◆ WORK REQUIRED
What is needed is an exact copy of all the data.
+++++
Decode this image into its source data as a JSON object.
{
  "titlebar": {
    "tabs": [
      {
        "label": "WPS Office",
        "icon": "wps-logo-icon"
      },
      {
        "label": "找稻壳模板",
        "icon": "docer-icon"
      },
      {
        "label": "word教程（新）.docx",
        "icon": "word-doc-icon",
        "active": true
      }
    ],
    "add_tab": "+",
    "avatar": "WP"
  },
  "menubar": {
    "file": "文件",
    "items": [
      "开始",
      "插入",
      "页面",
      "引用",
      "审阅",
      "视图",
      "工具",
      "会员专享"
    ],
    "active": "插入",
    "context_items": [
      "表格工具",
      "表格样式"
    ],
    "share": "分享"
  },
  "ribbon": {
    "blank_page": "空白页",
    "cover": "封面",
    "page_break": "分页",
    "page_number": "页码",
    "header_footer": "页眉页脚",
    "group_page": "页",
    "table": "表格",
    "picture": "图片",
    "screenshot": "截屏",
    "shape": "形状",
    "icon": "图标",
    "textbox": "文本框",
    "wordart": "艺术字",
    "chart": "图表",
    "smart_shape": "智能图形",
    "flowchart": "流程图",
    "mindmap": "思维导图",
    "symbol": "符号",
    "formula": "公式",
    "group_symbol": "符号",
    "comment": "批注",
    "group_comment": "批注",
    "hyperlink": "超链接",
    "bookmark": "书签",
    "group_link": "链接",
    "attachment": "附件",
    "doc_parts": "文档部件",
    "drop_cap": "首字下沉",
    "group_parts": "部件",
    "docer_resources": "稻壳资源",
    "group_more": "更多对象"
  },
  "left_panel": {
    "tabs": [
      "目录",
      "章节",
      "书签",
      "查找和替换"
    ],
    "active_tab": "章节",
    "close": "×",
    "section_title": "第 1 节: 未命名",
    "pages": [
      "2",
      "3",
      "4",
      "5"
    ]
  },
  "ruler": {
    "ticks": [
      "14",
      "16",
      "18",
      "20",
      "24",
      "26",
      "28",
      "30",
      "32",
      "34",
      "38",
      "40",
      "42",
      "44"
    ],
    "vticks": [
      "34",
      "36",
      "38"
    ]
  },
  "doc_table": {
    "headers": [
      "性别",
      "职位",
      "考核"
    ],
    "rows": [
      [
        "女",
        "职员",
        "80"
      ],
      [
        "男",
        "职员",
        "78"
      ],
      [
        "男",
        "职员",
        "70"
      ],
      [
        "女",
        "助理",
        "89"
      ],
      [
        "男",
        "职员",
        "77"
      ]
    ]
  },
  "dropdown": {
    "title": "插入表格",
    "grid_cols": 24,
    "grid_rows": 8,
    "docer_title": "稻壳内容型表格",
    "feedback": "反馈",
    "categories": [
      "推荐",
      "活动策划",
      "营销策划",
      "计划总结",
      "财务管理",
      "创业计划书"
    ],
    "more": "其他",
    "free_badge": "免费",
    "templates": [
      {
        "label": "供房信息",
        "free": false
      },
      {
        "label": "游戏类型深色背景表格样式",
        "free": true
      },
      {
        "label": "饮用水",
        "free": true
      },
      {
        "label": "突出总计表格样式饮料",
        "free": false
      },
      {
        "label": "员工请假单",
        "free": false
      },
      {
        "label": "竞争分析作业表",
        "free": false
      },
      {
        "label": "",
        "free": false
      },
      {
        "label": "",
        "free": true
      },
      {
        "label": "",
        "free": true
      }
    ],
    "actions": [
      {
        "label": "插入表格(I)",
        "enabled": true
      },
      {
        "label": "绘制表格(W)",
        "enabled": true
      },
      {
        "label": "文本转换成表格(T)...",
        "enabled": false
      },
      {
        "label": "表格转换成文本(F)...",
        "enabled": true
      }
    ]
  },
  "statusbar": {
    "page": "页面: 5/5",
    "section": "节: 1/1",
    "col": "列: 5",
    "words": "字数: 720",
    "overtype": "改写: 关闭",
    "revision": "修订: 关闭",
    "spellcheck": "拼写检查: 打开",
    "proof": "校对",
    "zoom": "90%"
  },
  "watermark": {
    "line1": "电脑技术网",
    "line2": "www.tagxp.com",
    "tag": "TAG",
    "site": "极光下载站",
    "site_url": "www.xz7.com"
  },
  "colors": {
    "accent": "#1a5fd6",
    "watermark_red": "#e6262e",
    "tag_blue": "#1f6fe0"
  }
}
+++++
◆ OUTPUT FOR THIS TASK
Decode this image into its source data as a JSON object.
{
  "titlebar": {
    "tabs": [
      {
        "label": "WPS Office",
        "icon": "wps-logo-icon"
      },
      {
        "label": "找稻壳模板",
        "icon": "docer-icon"
      },
      {
        "label": "word教程（新）.docx",
        "icon": "word-doc-icon",
        "active": true
      }
    ],
    "add_tab": "+",
    "avatar": "WP"
  },
  "menubar": {
    "file": "文件",
    "items": [
      "开始",
      "插入",
      "页面",
      "引用",
      "审阅",
      "视图",
      "工具",
      "会员专享"
    ],
    "active": "插入",
    "context_items": [
      "表格工具",
      "表格样式"
    ],
    "share": "分享"
  },
  "ribbon": {
    "blank_page": "空白页",
    "cover": "封面",
    "page_break": "分页",
    "page_number": "页码",
    "header_footer": "页眉页脚",
    "group_page": "页",
    "table": "表格",
    "picture": "图片",
    "screenshot": "截屏",
    "shape": "形状",
    "icon": "图标",
    "textbox": "文本框",
    "wordart": "艺术字",
    "chart": "图表",
    "smart_shape": "智能图形",
    "flowchart": "流程图",
    "mindmap": "思维导图",
    "symbol": "符号",
    "formula": "公式",
    "group_symbol": "符号",
    "comment": "批注",
    "group_comment": "批注",
    "hyperlink": "超链接",
    "bookmark": "书签",
    "group_link": "链接",
    "attachment": "附件",
    "doc_parts": "文档部件",
    "drop_cap": "首字下沉",
    "group_parts": "部件",
    "docer_resources": "稻壳资源",
    "group_more": "更多对象"
  },
  "left_panel": {
    "tabs": [
      "目录",
      "章节",
      "书签",
      "查找和替换"
    ],
    "active_tab": "章节",
    "close": "×",
    "section_title": "第 1 节: 未命名",
    "pages": [
      "2",
      "3",
      "4",
      "5"
    ]
  },
  "ruler": {
    "ticks": [
      "14",
      "16",
      "18",
      "20",
      "24",
      "26",
      "28",
      "30",
      "32",
      "34",
      "38",
      "40",
      "42",
      "44"
    ],
    "vticks": [
      "34",
      "36",
      "38"
    ]
  },
  "doc_table": {
    "headers": [
      "性别",
      "职位",
      "考核"
    ],
    "rows": [
      [
        "女",
        "职员",
        "80"
      ],
      [
        "男",
        "职员",
        "78"
      ],
      [
        "男",
        "职员",
        "70"
      ],
      [
        "女",
        "助理",
        "89"
      ],
      [
        "男",
        "职员",
        "77"
      ]
    ]
  },
  "dropdown": {
    "title": "插入表格",
    "grid_cols": 24,
    "grid_rows": 8,
    "docer_title": "稻壳内容型表格",
    "feedback": "反馈",
    "categories": [
      "推荐",
      "活动策划",
      "营销策划",
      "计划总结",
      "财务管理",
      "创业计划书"
    ],
    "more": "其他",
    "free_badge": "免费",
    "templates": [
      {
        "label": "供房信息",
        "free": false
      },
      {
        "label": "游戏类型深色背景表格样式",
        "free": true
      },
      {
        "label": "饮用水",
        "free": true
      },
      {
        "label": "突出总计表格样式饮料",
        "free": false
      },
      {
        "label": "员工请假单",
        "free": false
      },
      {
        "label": "竞争分析作业表",
        "free": false
      },
      {
        "label": "",
        "free": false
      },
      {
        "label": "",
        "free": true
      },
      {
        "label": "",
        "free": true
      }
    ],
    "actions": [
      {
        "label": "插入表格(I)",
        "enabled": true
      },
      {
        "label": "绘制表格(W)",
        "enabled": true
      },
      {
        "label": "文本转换成表格(T)...",
        "enabled": false
      },
      {
        "label": "表格转换成文本(F)...",
        "enabled": true
      }
    ]
  },
  "statusbar": {
    "page": "页面: 5/5",
    "section": "节: 1/1",
    "col": "列: 5",
    "words": "字数: 720",
    "overtype": "改写: 关闭",
    "revision": "修订: 关闭",
    "spellcheck": "拼写检查: 打开",
    "proof": "校对",
    "zoom": "90%"
  },
  "watermark": {
    "line1": "电脑技术网",
    "line2": "www.tagxp.com",
    "tag": "TAG",
    "site": "极光下载站",
    "site_url": "www.xz7.com"
  },
  "colors": {
    "accent": "#1a5fd6",
    "watermark_red": "#e6262e",
    "tag_blue": "#1f6fe0"
  }
}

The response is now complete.